In the subjects studied, teachers deliver the school’s intended subject content. Leaders and teachers have secure subject knowledge. They think about what pupils need to know and remember. Leaders sequence content so that pupils build strong knowledge over time. Leaders and teachers provide opportunities for pupils to recall knowledge from previous lessons. They check that pupils remember what they learned previously. They use this assessment information to decide what to teach next and to see whether any pupils need extra help.

Leaders and teachers give additional support to selected pupils. Sometimes, this includes teaching content in advance so that pupils can keep up during lessons. Leaders work jointly with parents and carers to find suitable ways to support pupils. Where necessary, leaders seek advice from external professionals to help them identify what help pupils need.

Pupils read every morning in class. They borrow from the small book collection in school or bring their own reading books. Leaders check that pupils get better at reading. Pupils understand why reading is important. They spoke about why reading is an important part of school and daily life.
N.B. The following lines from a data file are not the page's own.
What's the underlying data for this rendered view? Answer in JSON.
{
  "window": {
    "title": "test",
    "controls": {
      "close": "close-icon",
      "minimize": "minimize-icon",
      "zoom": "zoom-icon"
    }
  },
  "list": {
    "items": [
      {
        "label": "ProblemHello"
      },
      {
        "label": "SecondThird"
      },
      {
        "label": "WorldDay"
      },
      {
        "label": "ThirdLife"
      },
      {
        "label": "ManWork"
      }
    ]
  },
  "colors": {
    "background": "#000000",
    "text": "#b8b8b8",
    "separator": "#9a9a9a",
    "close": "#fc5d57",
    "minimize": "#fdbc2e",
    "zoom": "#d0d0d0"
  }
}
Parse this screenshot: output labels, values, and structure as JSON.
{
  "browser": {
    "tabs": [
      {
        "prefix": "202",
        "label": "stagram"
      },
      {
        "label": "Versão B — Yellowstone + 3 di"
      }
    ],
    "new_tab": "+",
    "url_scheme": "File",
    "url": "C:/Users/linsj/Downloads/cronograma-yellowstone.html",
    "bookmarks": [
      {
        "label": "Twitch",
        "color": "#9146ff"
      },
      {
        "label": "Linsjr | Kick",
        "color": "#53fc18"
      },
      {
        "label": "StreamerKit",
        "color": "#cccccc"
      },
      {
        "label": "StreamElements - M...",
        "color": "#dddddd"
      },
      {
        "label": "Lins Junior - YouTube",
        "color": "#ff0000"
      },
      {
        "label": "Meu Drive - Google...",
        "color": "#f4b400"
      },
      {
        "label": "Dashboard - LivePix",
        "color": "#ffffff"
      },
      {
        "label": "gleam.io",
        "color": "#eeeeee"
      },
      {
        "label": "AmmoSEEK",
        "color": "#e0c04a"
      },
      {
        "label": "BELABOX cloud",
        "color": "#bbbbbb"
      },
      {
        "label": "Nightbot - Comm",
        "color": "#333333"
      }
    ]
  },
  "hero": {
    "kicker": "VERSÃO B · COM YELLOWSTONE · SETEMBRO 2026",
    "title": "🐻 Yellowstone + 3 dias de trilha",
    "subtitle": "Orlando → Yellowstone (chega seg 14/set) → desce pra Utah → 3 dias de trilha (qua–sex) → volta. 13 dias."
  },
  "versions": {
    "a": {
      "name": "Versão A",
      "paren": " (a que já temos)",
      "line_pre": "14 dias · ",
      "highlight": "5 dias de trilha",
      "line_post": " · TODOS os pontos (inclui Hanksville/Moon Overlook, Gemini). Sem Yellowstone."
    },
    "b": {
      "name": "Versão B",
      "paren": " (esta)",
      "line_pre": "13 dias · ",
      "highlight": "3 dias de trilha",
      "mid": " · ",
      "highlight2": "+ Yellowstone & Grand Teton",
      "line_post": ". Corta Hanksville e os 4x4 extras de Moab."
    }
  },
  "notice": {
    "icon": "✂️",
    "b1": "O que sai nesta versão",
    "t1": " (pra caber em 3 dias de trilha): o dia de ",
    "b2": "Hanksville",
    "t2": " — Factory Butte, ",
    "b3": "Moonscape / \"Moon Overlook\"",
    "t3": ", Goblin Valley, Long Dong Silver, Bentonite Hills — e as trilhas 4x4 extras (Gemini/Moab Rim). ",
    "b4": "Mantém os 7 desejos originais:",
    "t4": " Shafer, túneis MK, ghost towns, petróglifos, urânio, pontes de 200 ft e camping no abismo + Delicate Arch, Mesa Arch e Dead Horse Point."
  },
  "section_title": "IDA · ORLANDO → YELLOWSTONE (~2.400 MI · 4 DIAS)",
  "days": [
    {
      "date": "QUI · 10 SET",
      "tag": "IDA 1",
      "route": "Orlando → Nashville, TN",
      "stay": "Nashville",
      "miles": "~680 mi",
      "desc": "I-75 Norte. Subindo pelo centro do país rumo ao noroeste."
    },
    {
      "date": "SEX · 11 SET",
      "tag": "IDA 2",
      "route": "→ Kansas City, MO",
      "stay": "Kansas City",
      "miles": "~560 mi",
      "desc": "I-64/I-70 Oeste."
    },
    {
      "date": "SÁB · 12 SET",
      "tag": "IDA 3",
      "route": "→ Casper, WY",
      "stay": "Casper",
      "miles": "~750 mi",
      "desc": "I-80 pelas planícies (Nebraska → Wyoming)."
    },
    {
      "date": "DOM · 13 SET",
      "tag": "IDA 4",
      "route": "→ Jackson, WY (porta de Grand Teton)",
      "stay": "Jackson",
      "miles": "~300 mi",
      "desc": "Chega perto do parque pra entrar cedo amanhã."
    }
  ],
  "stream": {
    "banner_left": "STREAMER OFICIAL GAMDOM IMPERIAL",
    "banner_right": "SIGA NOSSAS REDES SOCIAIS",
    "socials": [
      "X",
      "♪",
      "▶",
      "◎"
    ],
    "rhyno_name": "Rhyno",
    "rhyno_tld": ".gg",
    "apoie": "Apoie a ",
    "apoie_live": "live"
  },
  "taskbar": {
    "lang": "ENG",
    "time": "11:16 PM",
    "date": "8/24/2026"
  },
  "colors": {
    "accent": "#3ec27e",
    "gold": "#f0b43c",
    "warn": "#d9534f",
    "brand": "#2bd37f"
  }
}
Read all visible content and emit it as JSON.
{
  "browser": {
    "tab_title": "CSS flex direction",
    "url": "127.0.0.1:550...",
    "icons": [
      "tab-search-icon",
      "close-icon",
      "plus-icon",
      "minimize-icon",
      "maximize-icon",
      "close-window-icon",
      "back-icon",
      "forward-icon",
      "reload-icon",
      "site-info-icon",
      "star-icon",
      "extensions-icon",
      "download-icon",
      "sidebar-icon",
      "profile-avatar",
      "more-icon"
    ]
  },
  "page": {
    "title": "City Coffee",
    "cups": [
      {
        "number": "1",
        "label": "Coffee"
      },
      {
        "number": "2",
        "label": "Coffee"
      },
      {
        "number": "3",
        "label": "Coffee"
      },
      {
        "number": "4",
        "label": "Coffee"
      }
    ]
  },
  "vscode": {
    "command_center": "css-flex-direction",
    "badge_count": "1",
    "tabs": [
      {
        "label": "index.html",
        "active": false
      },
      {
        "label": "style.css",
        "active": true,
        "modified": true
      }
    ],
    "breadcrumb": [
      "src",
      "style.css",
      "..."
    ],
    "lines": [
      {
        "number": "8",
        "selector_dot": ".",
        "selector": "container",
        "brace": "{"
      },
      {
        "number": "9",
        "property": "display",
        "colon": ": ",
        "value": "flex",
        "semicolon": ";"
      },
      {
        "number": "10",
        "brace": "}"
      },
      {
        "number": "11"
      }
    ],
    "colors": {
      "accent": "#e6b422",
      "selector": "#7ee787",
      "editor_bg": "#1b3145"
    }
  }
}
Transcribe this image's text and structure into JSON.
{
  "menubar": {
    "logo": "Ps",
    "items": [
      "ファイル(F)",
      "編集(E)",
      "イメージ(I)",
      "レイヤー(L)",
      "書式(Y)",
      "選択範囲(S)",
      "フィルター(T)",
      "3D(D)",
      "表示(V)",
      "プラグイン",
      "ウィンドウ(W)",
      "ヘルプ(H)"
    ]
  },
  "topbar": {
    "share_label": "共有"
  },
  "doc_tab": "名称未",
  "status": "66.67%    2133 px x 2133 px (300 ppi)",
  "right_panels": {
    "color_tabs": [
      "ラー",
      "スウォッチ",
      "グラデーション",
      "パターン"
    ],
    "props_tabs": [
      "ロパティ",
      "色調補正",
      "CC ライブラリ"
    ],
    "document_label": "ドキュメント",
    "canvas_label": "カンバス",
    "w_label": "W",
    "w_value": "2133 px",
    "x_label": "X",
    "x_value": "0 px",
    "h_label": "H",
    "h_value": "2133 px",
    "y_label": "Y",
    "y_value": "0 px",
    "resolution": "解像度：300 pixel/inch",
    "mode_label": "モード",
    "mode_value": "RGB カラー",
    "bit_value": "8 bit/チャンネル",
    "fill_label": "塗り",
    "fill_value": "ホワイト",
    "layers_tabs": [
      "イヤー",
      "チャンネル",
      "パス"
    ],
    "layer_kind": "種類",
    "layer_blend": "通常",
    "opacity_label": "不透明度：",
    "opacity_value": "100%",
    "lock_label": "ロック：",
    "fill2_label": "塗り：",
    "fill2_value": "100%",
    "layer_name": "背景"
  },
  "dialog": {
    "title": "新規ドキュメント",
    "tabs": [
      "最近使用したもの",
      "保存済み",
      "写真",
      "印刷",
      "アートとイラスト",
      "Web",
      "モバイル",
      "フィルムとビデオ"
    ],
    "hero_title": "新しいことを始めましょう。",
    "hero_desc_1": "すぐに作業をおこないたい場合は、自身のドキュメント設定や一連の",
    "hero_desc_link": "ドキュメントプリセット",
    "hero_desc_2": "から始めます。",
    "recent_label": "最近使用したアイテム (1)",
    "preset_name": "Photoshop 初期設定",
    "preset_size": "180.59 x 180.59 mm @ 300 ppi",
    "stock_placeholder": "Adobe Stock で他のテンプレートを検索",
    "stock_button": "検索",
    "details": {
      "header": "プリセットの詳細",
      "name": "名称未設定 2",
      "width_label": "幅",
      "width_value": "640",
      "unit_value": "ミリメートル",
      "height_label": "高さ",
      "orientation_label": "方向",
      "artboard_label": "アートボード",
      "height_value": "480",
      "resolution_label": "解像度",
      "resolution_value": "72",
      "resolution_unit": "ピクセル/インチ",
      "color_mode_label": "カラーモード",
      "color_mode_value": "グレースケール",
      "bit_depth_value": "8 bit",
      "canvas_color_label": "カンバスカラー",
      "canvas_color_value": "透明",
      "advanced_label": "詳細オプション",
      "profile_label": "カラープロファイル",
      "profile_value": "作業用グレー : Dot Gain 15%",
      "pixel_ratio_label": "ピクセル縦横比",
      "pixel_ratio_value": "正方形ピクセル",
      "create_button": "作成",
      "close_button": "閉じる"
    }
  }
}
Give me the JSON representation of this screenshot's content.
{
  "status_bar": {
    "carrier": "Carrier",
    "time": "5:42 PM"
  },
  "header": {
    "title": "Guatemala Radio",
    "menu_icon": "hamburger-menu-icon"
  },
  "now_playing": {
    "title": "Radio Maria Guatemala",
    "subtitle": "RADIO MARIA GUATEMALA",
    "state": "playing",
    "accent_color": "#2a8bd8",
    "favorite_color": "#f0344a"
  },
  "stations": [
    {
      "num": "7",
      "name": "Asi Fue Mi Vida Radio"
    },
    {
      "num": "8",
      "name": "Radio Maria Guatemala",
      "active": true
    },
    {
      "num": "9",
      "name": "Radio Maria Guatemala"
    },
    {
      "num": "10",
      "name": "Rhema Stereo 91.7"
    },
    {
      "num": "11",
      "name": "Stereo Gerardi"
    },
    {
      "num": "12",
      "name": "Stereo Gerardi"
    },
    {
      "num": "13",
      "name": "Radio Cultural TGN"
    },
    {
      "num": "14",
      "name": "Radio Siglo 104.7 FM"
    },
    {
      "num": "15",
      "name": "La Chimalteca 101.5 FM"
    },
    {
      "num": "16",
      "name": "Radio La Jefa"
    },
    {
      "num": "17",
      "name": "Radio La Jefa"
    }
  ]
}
Pupils are attentive and behave well. Pupils said that playing tennis regularly helps them to stay motivated. Pupils know the school’s routines and expectations. They are punctual and settle to learning quickly.

During international tournaments, leaders take pupils to visit museums and galleries in different countries. Some trips were paused during the COVID-19 pandemic. Leaders plan for these to resume soon. The PSHE programme meets requirements and is designed to support pupils to learn about life in modern Britain. Pupils are taught about parliament and politics. They enjoy learning about diversity and difference. Pupils also have opportunities to discuss current affairs and topical issues at lunchtimes. Leaders provide pupils with appropriate careers education information, advice and guidance.

The proprietor, chair of governors and headteacher work closely together to lead the school. They regularly meet to make strategic decisions. Leaders ensure that the school complies with schedule 10 of the Equality Act 2010. Leaders have not ensured that the curriculum is broad. Therefore, they have not ensured that the independent school standards are met in full. The proprietor, chair of governors and headteacher have the capacity to correct the unmet standards. Leaders have positive relationships with parents and school staff. School staff appreciate that leaders are considerate of their workload and well-being when making decisions.


The arrangements for safeguarding are effective.

Leaders have thorough safeguarding arrangements. Leaders make sure staff have up-to-date training. Leaders expect staff to complete more in-depth training than is required. Leaders work with external safeguarding partners to seek advice and guidance. Leaders provide information to parents on matters regarding pupil welfare and online safety.

Leaders provide information for pupils on how to keep safe. For example, pupils took part in a workshop delivered by the police on keeping safe in the local area. Pupils are taught about online safety and how to report concerns. The school’s safeguarding policy is on the website.

What does the school need to do to improve?

(Information for the school and proprietor)

The curriculum does not give pupils experience in the full scope of the independent school standards and does not match the ambition and breadth of the national curriculum. Pupils do not learn important knowledge and skills sequentially in all subjects. Leaders must make sure the curriculum is broad and rich and enables pupils to build knowledge and skills across the full range of required subject areas.